#### Task requirements
From the entries below, copy every line where the string "gestartet" appears.

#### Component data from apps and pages
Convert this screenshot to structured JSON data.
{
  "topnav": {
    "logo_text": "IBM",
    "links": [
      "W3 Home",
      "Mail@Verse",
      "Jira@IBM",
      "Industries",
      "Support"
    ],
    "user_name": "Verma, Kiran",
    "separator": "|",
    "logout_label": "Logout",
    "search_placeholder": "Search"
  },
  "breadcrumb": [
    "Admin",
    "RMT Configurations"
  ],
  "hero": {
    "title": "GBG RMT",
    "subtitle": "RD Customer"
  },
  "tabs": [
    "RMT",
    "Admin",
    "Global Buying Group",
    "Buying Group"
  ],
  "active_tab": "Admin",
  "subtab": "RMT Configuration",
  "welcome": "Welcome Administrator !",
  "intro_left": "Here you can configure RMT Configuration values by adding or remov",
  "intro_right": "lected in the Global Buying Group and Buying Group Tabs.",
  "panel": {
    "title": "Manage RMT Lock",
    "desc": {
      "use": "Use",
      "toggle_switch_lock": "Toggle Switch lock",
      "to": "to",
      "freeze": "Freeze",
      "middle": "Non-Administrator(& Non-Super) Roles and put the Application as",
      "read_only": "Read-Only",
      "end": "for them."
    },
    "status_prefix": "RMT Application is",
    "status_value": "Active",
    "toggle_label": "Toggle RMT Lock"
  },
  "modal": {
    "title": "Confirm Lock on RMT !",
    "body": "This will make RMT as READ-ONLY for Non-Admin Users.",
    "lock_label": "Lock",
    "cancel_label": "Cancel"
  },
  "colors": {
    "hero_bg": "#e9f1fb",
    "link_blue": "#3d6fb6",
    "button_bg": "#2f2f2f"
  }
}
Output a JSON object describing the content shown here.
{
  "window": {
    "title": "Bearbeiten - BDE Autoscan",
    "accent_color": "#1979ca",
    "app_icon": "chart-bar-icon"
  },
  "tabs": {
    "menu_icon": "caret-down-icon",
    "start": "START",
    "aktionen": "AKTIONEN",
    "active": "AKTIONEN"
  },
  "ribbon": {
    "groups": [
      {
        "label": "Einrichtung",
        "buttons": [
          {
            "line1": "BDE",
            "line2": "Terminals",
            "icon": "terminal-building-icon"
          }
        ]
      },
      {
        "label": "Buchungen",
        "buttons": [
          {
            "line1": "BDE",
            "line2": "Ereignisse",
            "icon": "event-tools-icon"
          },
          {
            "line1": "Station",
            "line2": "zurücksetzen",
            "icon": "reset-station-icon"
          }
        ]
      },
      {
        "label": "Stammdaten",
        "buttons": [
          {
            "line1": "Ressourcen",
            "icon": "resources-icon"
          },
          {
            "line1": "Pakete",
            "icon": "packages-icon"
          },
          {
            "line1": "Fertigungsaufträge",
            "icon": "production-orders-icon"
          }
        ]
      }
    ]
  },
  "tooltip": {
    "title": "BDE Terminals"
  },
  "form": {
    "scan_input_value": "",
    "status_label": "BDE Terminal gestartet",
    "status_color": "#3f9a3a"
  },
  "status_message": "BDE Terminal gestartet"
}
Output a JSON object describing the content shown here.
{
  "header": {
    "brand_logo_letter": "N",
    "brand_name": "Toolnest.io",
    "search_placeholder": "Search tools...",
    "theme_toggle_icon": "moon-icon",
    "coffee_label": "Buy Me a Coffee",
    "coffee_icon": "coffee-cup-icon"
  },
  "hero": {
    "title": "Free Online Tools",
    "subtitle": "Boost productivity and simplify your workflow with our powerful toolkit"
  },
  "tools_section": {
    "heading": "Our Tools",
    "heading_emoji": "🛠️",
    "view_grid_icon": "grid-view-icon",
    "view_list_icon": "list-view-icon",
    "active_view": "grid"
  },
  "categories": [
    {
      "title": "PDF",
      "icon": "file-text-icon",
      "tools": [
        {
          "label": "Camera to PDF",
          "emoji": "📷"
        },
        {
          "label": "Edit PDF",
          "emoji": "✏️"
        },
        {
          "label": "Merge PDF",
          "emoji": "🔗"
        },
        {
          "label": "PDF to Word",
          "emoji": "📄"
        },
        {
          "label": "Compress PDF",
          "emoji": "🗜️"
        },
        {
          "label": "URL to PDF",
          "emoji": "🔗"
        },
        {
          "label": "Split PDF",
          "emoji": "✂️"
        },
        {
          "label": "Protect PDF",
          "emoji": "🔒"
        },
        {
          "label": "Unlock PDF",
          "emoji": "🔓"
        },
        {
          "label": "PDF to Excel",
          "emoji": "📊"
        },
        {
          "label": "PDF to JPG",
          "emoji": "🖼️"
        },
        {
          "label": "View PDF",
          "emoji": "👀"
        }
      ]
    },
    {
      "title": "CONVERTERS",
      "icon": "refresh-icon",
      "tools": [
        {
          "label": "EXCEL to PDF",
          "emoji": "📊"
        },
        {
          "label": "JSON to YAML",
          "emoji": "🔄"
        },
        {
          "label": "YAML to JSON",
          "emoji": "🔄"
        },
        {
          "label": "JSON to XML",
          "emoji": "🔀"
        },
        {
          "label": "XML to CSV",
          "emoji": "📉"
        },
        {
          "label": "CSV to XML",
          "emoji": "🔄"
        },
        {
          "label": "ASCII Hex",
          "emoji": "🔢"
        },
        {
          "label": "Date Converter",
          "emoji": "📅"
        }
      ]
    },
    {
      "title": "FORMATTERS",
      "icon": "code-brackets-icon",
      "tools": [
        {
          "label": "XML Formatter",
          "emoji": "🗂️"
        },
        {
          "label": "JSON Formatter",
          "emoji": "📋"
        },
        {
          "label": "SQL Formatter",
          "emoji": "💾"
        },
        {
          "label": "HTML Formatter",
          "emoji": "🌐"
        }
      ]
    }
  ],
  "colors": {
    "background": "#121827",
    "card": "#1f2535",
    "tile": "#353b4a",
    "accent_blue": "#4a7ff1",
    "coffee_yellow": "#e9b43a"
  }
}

#### Problem solution
    "status_label": "BDE Terminal gestartet",
  "status_message": "BDE Terminal gestartet"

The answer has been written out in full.